Excerpts from an interface dataset:
────────────────────

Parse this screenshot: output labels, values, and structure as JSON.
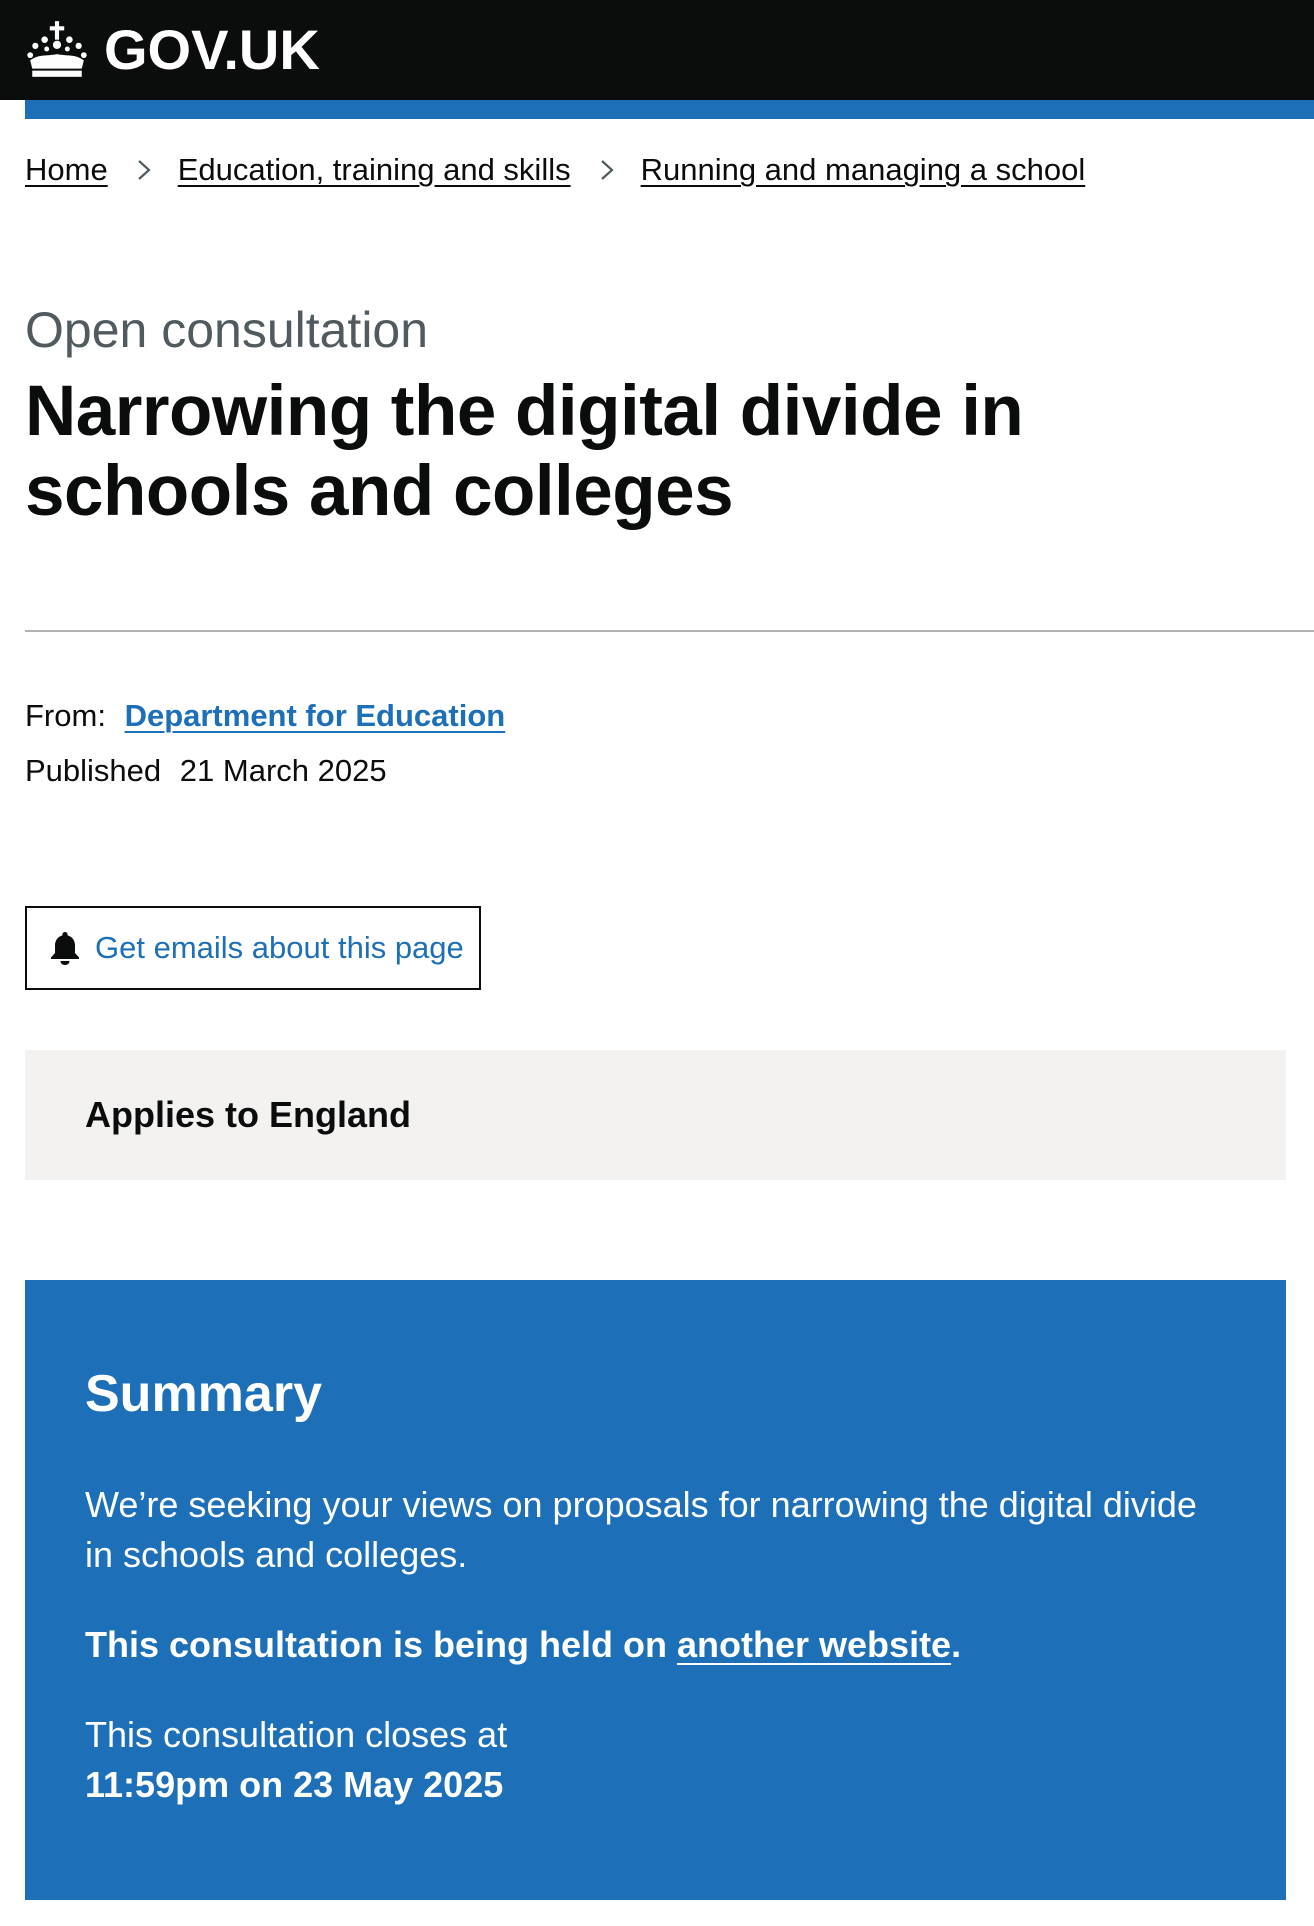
{
  "header": {
    "logo_text": "GOV.UK",
    "logo_icon": "crown-icon"
  },
  "colors": {
    "header_bg": "#0b0c0c",
    "brand_blue": "#1d70b8",
    "panel_grey": "#f3f2f1",
    "caption_grey": "#505a5f"
  },
  "breadcrumb": {
    "items": [
      {
        "label": "Home"
      },
      {
        "label": "Education, training and skills"
      },
      {
        "label": "Running and managing a school"
      }
    ],
    "separator_icon": "chevron-right-icon"
  },
  "page": {
    "caption": "Open consultation",
    "title": "Narrowing the digital divide in schools and colleges"
  },
  "metadata": {
    "from_label": "From:",
    "organisation": "Department for Education",
    "published_label": "Published",
    "published_date": "21 March 2025"
  },
  "email_signup": {
    "label": "Get emails about this page",
    "icon": "bell-icon"
  },
  "applies_to": {
    "text": "Applies to England"
  },
  "summary": {
    "heading": "Summary",
    "body": "We’re seeking your views on proposals for narrowing the digital divide in schools and colleges.",
    "notice_prefix": "This consultation is being held on ",
    "notice_link": "another website",
    "notice_suffix": ".",
    "closes_label": "This consultation closes at",
    "closes_date": "11:59pm on 23 May 2025"
  }
}
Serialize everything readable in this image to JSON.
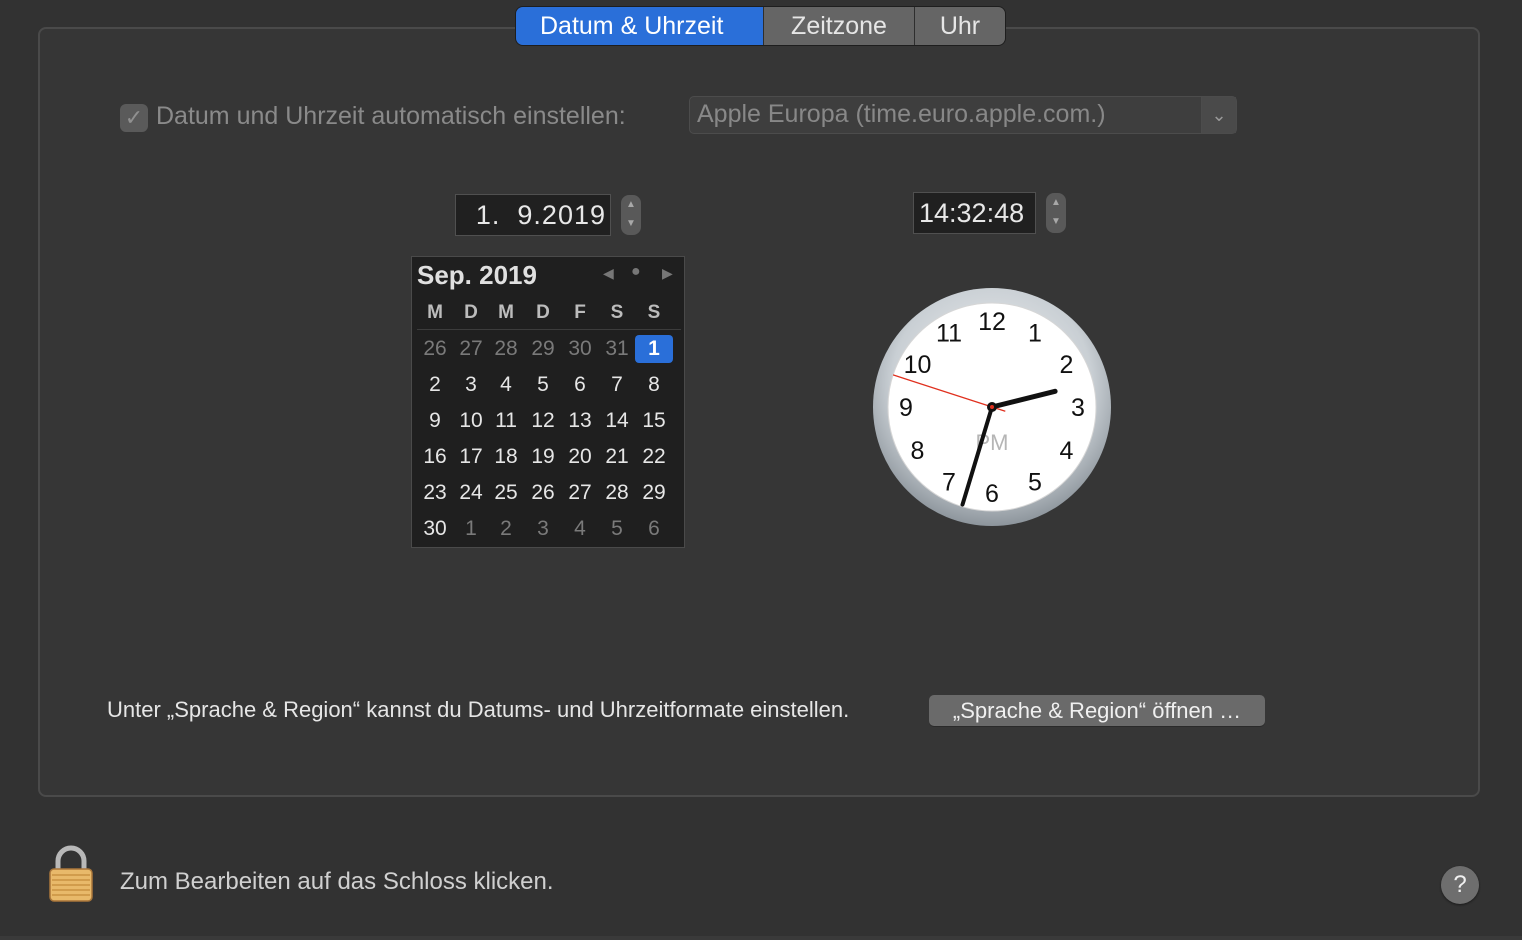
{
  "tabs": [
    {
      "label": "Datum & Uhrzeit",
      "active": true
    },
    {
      "label": "Zeitzone",
      "active": false
    },
    {
      "label": "Uhr",
      "active": false
    }
  ],
  "auto_set": {
    "checked": true,
    "label": "Datum und Uhrzeit automatisch einstellen:",
    "server": "Apple Europa (time.euro.apple.com.)"
  },
  "date_field": {
    "value": "1.  9.2019"
  },
  "time_field": {
    "value": "14:32:48"
  },
  "calendar": {
    "title": "Sep. 2019",
    "weekdays": [
      "M",
      "D",
      "M",
      "D",
      "F",
      "S",
      "S"
    ],
    "weeks": [
      [
        "26",
        "27",
        "28",
        "29",
        "30",
        "31",
        "1"
      ],
      [
        "2",
        "3",
        "4",
        "5",
        "6",
        "7",
        "8"
      ],
      [
        "9",
        "10",
        "11",
        "12",
        "13",
        "14",
        "15"
      ],
      [
        "16",
        "17",
        "18",
        "19",
        "20",
        "21",
        "22"
      ],
      [
        "23",
        "24",
        "25",
        "26",
        "27",
        "28",
        "29"
      ],
      [
        "30",
        "1",
        "2",
        "3",
        "4",
        "5",
        "6"
      ]
    ],
    "selected_day": "1"
  },
  "clock": {
    "numbers": [
      "12",
      "1",
      "2",
      "3",
      "4",
      "5",
      "6",
      "7",
      "8",
      "9",
      "10",
      "11"
    ],
    "meridiem": "PM",
    "time": {
      "hours": 14,
      "minutes": 32,
      "seconds": 48
    }
  },
  "format_note": "Unter „Sprache & Region“ kannst du Datums- und Uhrzeitformate einstellen.",
  "open_region_button": "„Sprache & Region“ öffnen …",
  "lock_label": "Zum Bearbeiten auf das Schloss klicken.",
  "help_label": "?",
  "colors": {
    "accent": "#2a6fd9",
    "background": "#323232",
    "second_hand": "#e0301e"
  }
}
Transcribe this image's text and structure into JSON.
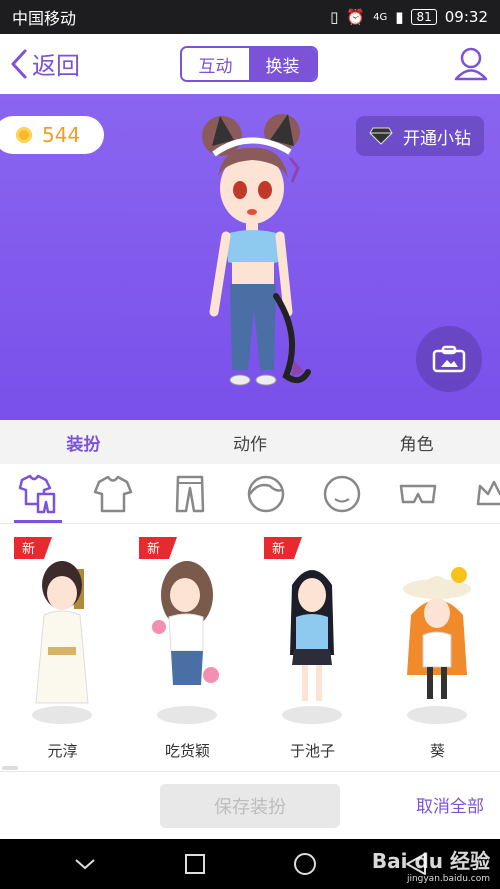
{
  "status_bar": {
    "carrier": "中国移动",
    "network": "4G",
    "battery": "81",
    "time": "09:32"
  },
  "nav": {
    "back_label": "返回",
    "segments": [
      "互动",
      "换装"
    ],
    "active_segment": 1
  },
  "stage": {
    "coins": "544",
    "vip_label": "开通小钻"
  },
  "tabs": {
    "items": [
      "装扮",
      "动作",
      "角色"
    ],
    "active": 0
  },
  "categories": [
    "outfit-set-icon",
    "top-icon",
    "pants-icon",
    "hair-icon",
    "face-icon",
    "glasses-icon",
    "crown-icon"
  ],
  "items": [
    {
      "name": "元淳",
      "badge": "新"
    },
    {
      "name": "吃货颖",
      "badge": "新"
    },
    {
      "name": "于池子",
      "badge": "新"
    },
    {
      "name": "葵",
      "badge": ""
    }
  ],
  "bottom": {
    "save_label": "保存装扮",
    "cancel_label": "取消全部"
  },
  "watermark": {
    "text": "Bai du 经验",
    "sub": "jingyan.baidu.com"
  },
  "colors": {
    "accent": "#7b52d8",
    "stage_bg": "#8a65f0",
    "coin": "#f39c27"
  }
}
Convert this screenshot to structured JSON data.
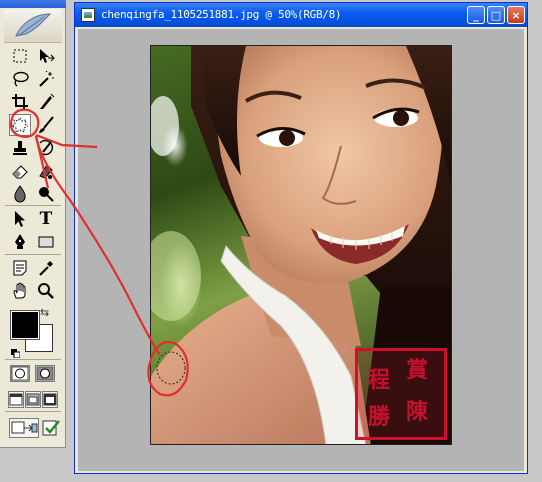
{
  "toolbox": {
    "tools": [
      {
        "name": "marquee-tool",
        "icon": "marquee-icon"
      },
      {
        "name": "move-tool",
        "icon": "move-icon"
      },
      {
        "name": "lasso-tool",
        "icon": "lasso-icon"
      },
      {
        "name": "magic-wand-tool",
        "icon": "magic-wand-icon"
      },
      {
        "name": "crop-tool",
        "icon": "crop-icon"
      },
      {
        "name": "slice-tool",
        "icon": "slice-icon"
      },
      {
        "name": "healing-tool",
        "icon": "healing-brush-icon"
      },
      {
        "name": "brush-tool",
        "icon": "brush-icon"
      },
      {
        "name": "clone-stamp-tool",
        "icon": "clone-stamp-icon"
      },
      {
        "name": "history-brush-tool",
        "icon": "history-brush-icon"
      },
      {
        "name": "eraser-tool",
        "icon": "eraser-icon"
      },
      {
        "name": "gradient-tool",
        "icon": "gradient-icon"
      },
      {
        "name": "blur-tool",
        "icon": "blur-icon"
      },
      {
        "name": "dodge-tool",
        "icon": "dodge-icon"
      },
      {
        "name": "path-selection-tool",
        "icon": "arrow-icon"
      },
      {
        "name": "type-tool",
        "icon": "type-icon",
        "label": "T"
      },
      {
        "name": "pen-tool",
        "icon": "pen-icon"
      },
      {
        "name": "shape-tool",
        "icon": "rectangle-icon"
      },
      {
        "name": "notes-tool",
        "icon": "notes-icon"
      },
      {
        "name": "eyedropper-tool",
        "icon": "eyedropper-icon"
      },
      {
        "name": "hand-tool",
        "icon": "hand-icon"
      },
      {
        "name": "zoom-tool",
        "icon": "magnifier-icon"
      }
    ],
    "foreground_color": "#000000",
    "background_color": "#ffffff"
  },
  "document": {
    "title": "chenqingfa_1105251881.jpg @ 50%(RGB/8)",
    "minimize_label": "_",
    "maximize_label": "□",
    "close_label": "×"
  },
  "photo": {
    "description_icon": "portrait-photo",
    "watermark_seal_text": [
      "賞",
      "陳",
      "程",
      "勝"
    ],
    "seal_color": "#d0102a"
  },
  "annotation": {
    "color": "#e0302e",
    "selection": "elliptical-marquee-dashed"
  }
}
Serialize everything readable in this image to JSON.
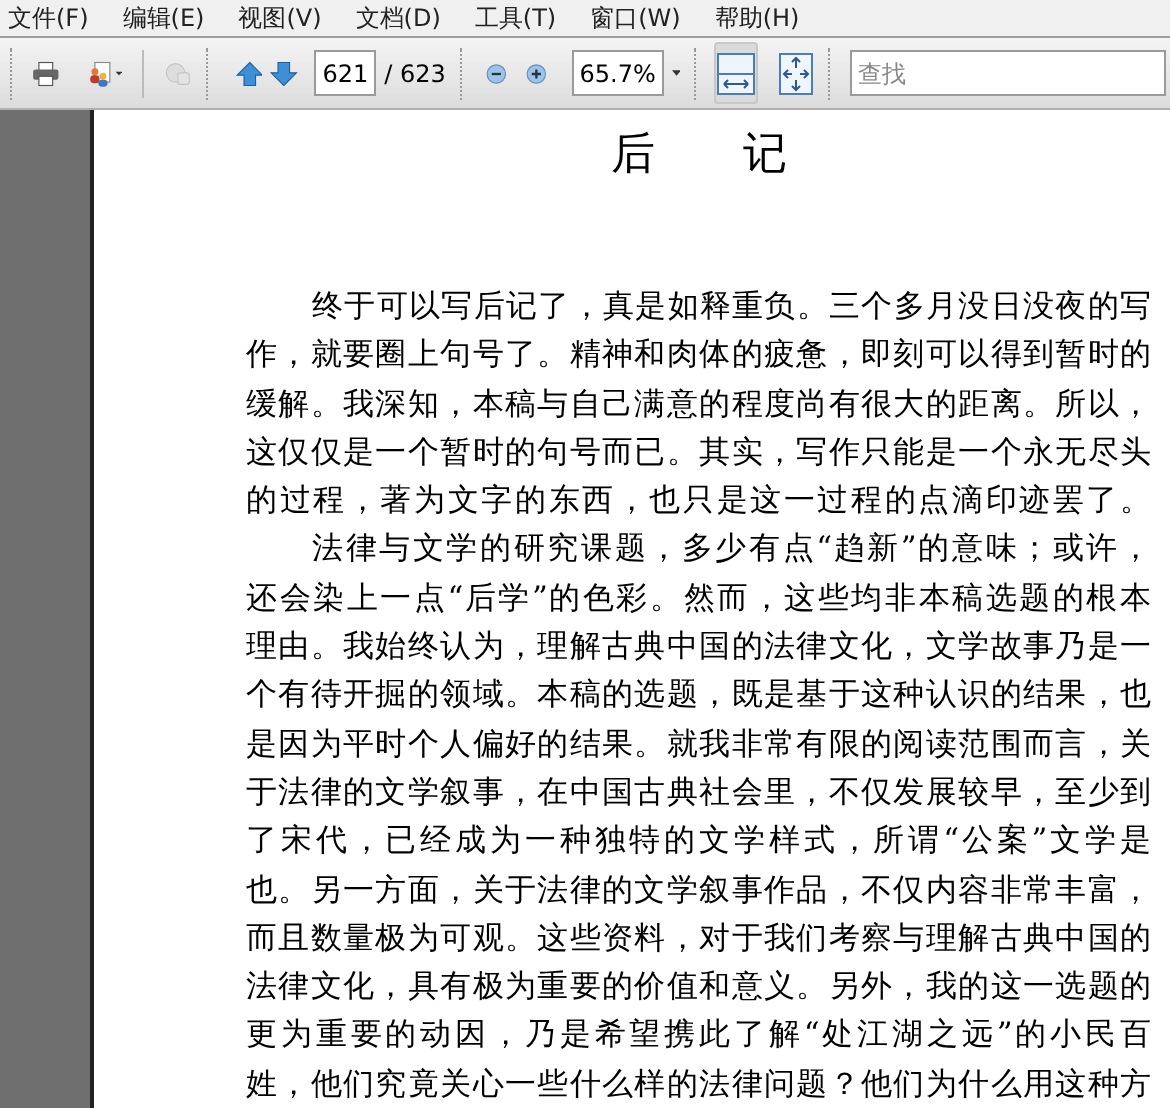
{
  "menu": [
    "文件(F)",
    "编辑(E)",
    "视图(V)",
    "文档(D)",
    "工具(T)",
    "窗口(W)",
    "帮助(H)"
  ],
  "toolbar": {
    "page_number": "621",
    "page_total": "/ 623",
    "zoom": "65.7%",
    "fit_width_selected": true,
    "fit_page_selected": false,
    "search": {
      "placeholder": "查找"
    }
  },
  "document": {
    "title": "后　　记",
    "paragraphs": [
      {
        "lines": [
          "终于可以写后记了，真是如释重负。三个多月没日没夜的写",
          "作，就要圈上句号了。精神和肉体的疲惫，即刻可以得到暂时的",
          "缓解。我深知，本稿与自己满意的程度尚有很大的距离。所以，",
          "这仅仅是一个暂时的句号而已。其实，写作只能是一个永无尽头",
          "的过程，著为文字的东西，也只是这一过程的点滴印迹罢了。"
        ]
      },
      {
        "lines": [
          "法律与文学的研究课题，多少有点“趋新”的意味；或许，",
          "还会染上一点“后学”的色彩。然而，这些均非本稿选题的根本",
          "理由。我始终认为，理解古典中国的法律文化，文学故事乃是一",
          "个有待开掘的领域。本稿的选题，既是基于这种认识的结果，也",
          "是因为平时个人偏好的结果。就我非常有限的阅读范围而言，关",
          "于法律的文学叙事，在中国古典社会里，不仅发展较早，至少到",
          "了宋代，已经成为一种独特的文学样式，所谓“公案”文学是",
          "也。另一方面，关于法律的文学叙事作品，不仅内容非常丰富，",
          "而且数量极为可观。这些资料，对于我们考察与理解古典中国的",
          "法律文化，具有极为重要的价值和意义。另外，我的这一选题的",
          "更为重要的动因，乃是希望携此了解“处江湖之远”的小民百",
          "姓，他们究竟关心一些什么样的法律问题？他们为什么用这种方"
        ]
      }
    ]
  }
}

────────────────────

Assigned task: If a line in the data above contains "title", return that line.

Solved exercise:
    "title": "Narrowing the digital divide in schools and colleges"
    "title": "Sep. 2019",
    "title": "chenqingfa_1105251881.jpg @ 50%(RGB/8)",
    "title": "后　　记",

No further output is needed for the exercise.